The ideas of sustainability, environmental protection, responsible and sustainable consumption have long been a part of Giedrius’ philosophy, lifestyle and a source of livelihood. That is why it became a leitmotif uniting the work of this Kaunas resident and K.I.N.A.S. Panemunė activities and one of the axes around which the activities of the creative house will revolve.

“This long road started with objects and design. The change was inspired by the trash design works of professional designers in Finland. I was surprised that Finns, who have a lot of money, create design objects from secondary raw materials and rubbish. After the initial impulse to change the world, the change actually came gradually rather than radically. This is how the social initiative Creative Angle 360 °, a hiking trip for Clean Lithuania! and ideas in Pramonės district came about, which later moved to this place.
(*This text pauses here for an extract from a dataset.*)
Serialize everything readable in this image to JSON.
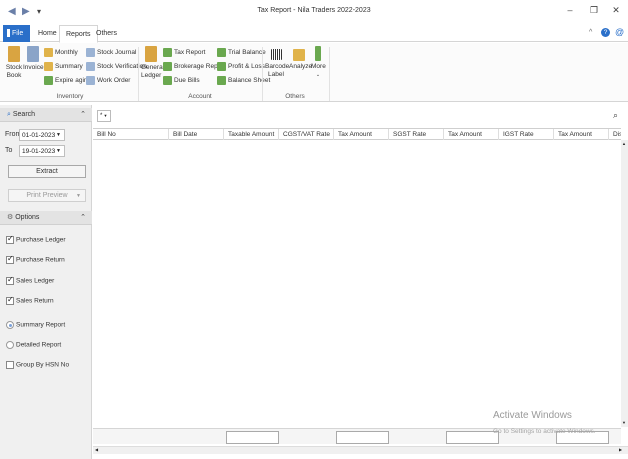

The events at K.I.N.A.S. Panemunė take place without single-use plates and utensils, balloons, firecrackers, alcohol and are always organized in a minimalist spirit. We strive to promote this and show how we can celebrate in harmony with the environment. At first, I wanted to change the world, but I realized I needed to change myself first. Then there are people who come to the workshop and are interested in the activity and that is how the environment changes.” I asked Giedrius what the best way is to start changing. “We can employ the big ego to save ourselves from polluted environment, air, water and food and by saving ourselves we will also save the environment. All of that is an important cycle.”

The easiest way to start your own sustainable cycle of change is by visiting K.I.N.A.S. Panemunė. The place is accessible by car and on foot at Vaidoto St. 26. You can also reach it by trolleybus no.1 and 4 and busses no. 27G, 46, 47, and 68 (bus stop: KTU inžinerijos licėjus).